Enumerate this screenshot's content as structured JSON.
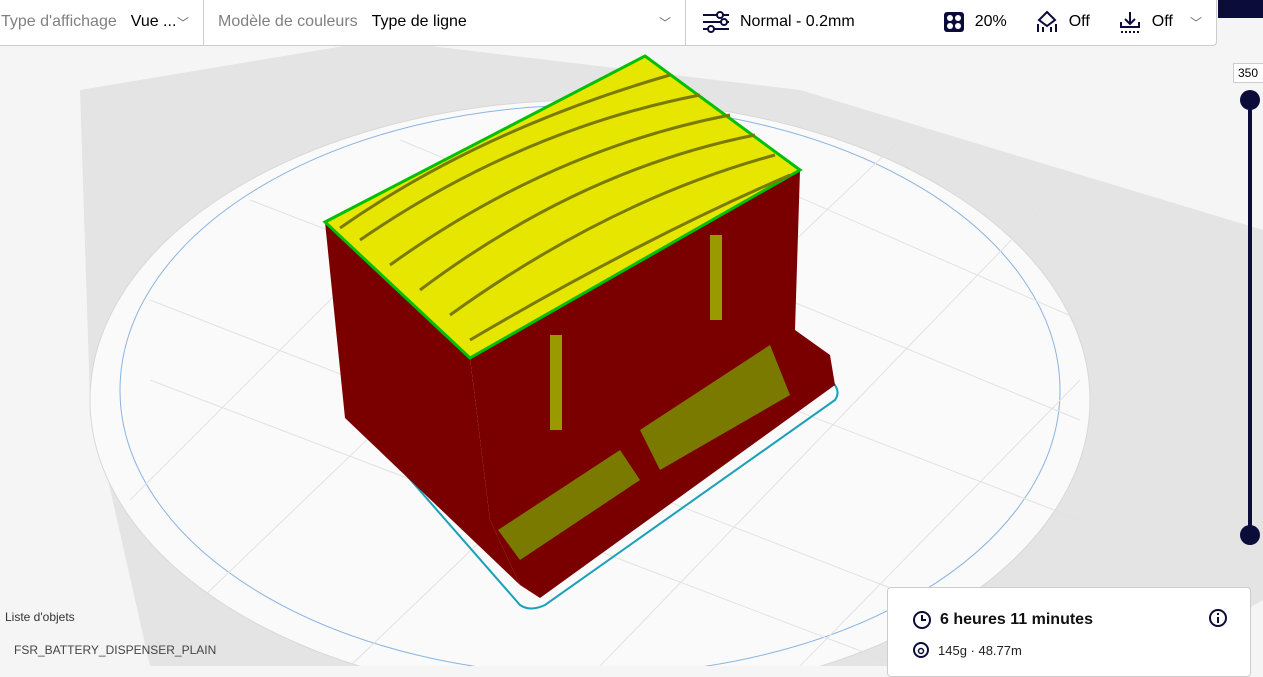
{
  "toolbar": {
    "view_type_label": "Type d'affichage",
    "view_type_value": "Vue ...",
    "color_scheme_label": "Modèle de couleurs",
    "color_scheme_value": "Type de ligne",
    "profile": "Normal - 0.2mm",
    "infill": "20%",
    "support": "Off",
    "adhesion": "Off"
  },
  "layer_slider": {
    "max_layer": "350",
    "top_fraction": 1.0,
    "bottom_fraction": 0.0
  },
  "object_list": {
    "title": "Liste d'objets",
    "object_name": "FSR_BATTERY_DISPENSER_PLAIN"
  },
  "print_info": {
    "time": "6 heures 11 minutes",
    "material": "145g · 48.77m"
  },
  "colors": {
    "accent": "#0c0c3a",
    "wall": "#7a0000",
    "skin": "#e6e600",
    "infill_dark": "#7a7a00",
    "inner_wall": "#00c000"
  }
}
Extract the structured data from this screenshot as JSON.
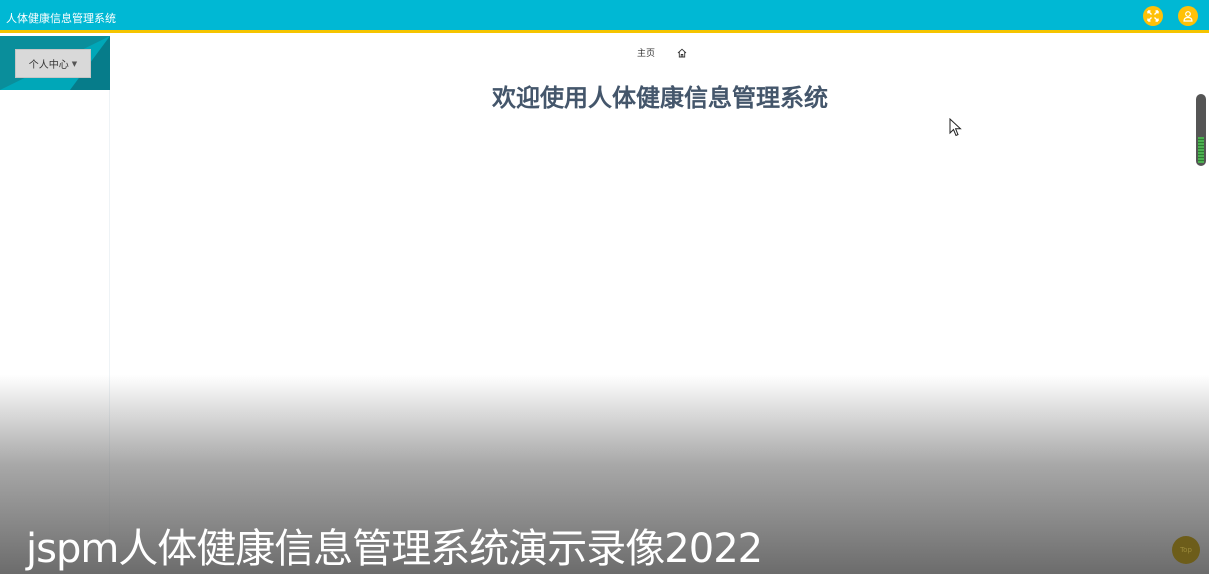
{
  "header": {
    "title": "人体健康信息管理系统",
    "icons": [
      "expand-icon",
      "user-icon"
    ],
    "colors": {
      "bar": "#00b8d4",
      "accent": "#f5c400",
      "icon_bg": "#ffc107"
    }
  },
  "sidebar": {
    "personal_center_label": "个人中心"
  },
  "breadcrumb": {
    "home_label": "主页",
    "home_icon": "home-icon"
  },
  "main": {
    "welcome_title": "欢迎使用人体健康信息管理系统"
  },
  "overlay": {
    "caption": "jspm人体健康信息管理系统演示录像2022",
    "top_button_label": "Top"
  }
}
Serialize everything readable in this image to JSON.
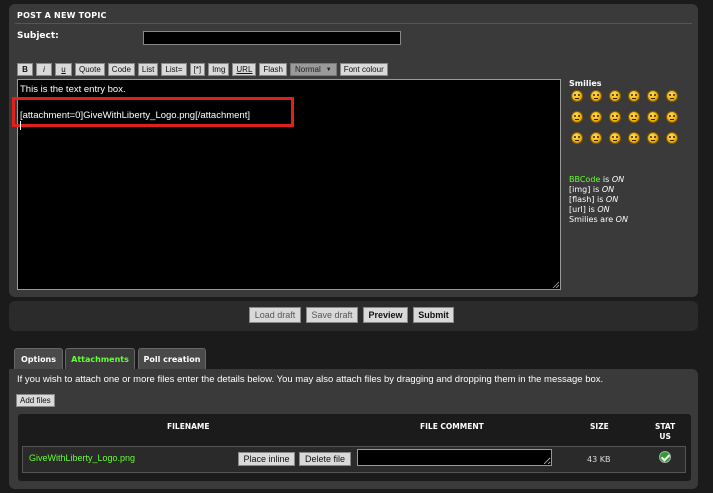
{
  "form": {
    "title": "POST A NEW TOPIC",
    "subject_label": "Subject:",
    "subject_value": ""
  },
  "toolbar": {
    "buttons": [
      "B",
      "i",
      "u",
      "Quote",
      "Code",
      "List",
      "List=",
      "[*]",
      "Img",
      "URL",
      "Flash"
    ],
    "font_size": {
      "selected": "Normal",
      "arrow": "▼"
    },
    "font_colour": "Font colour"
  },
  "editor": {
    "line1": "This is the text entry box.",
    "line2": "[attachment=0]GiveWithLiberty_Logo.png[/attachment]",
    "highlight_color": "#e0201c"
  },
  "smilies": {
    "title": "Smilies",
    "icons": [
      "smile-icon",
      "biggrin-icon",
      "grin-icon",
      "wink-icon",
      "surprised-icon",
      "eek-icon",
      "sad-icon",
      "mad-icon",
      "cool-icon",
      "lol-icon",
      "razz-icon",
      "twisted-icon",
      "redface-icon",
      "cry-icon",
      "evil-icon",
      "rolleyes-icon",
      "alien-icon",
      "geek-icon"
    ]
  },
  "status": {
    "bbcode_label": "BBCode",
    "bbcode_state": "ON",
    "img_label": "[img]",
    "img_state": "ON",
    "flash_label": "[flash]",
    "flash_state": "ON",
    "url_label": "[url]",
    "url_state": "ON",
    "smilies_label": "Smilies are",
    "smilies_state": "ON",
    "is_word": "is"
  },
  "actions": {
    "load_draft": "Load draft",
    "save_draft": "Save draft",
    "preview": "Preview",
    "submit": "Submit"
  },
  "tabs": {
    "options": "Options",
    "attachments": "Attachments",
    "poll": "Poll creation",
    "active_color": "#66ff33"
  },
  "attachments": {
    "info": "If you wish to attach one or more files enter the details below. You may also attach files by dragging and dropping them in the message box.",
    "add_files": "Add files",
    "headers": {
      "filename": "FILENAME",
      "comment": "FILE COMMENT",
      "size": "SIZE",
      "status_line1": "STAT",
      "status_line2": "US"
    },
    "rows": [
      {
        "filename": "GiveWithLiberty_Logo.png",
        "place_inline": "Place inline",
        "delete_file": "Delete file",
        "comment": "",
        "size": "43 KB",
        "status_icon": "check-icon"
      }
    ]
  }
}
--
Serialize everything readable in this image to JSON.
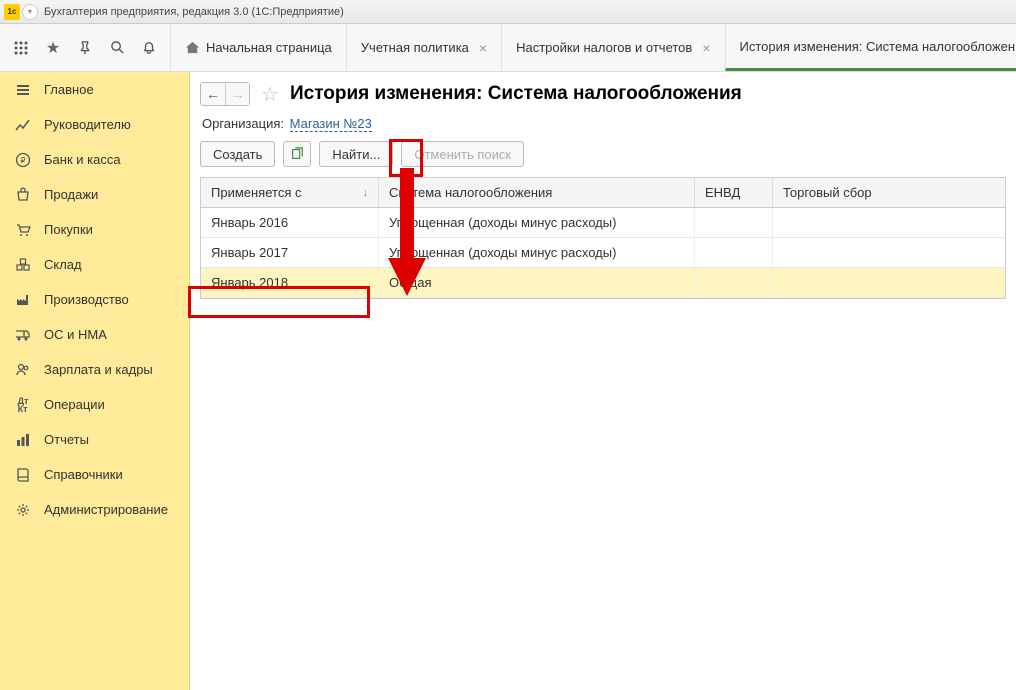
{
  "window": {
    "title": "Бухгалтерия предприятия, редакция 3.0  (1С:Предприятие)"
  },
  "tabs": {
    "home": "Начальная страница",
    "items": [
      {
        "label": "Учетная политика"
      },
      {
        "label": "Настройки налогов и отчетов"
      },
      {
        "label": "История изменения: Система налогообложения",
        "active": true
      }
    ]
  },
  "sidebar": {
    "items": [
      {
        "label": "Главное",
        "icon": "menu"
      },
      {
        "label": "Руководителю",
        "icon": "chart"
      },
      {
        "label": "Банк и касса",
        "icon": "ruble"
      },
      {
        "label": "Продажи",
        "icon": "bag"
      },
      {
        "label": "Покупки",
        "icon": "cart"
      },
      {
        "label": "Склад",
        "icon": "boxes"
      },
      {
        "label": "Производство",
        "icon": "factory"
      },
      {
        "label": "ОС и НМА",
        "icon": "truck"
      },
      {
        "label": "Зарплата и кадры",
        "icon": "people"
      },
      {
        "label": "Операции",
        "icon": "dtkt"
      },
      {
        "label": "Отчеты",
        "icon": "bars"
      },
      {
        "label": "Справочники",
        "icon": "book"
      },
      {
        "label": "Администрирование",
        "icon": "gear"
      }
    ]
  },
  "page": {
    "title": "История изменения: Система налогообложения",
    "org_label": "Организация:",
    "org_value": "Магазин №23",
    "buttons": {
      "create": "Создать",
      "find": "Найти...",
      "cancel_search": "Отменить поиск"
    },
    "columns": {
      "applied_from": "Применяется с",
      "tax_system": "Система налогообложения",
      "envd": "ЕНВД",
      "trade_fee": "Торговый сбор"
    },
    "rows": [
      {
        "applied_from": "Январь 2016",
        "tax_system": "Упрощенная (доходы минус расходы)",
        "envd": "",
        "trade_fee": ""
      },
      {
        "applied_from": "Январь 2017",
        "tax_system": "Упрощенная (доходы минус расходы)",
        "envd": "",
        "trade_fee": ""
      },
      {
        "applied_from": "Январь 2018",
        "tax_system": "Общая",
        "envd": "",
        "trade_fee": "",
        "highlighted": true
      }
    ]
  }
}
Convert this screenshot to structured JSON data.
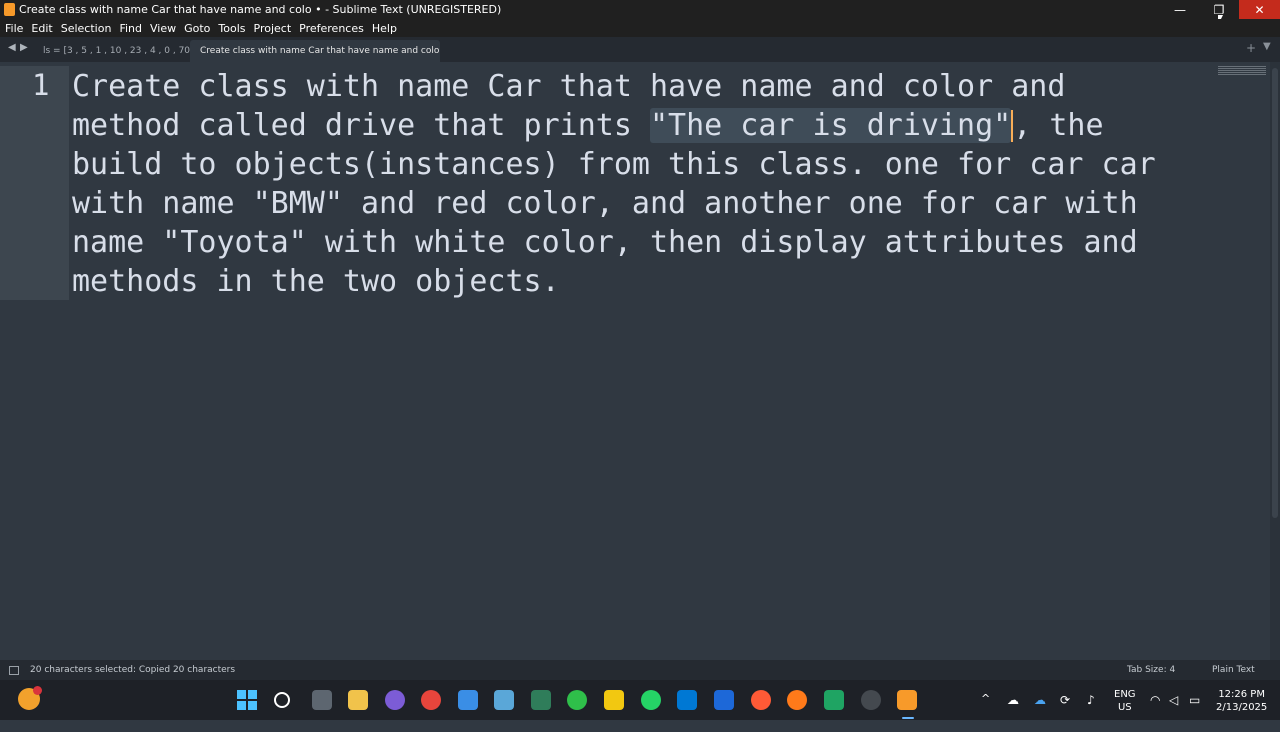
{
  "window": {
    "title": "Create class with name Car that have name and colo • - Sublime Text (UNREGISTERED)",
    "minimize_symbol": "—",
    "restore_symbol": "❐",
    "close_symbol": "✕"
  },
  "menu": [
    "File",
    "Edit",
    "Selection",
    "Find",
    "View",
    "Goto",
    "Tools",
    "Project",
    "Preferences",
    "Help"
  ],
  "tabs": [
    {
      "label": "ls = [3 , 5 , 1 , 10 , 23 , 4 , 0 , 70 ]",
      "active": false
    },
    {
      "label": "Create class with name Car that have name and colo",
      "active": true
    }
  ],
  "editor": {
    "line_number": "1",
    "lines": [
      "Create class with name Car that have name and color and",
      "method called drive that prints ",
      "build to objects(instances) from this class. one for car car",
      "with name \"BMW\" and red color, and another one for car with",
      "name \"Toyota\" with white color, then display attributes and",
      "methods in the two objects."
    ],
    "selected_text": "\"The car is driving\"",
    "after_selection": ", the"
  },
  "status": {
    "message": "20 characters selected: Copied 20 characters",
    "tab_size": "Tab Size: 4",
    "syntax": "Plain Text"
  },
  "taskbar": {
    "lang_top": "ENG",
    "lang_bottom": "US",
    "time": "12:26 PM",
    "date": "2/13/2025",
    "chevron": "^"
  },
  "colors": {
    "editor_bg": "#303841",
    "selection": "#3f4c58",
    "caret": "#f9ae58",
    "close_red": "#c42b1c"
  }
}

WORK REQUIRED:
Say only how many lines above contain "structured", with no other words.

EXERCISE RESPONSE:
3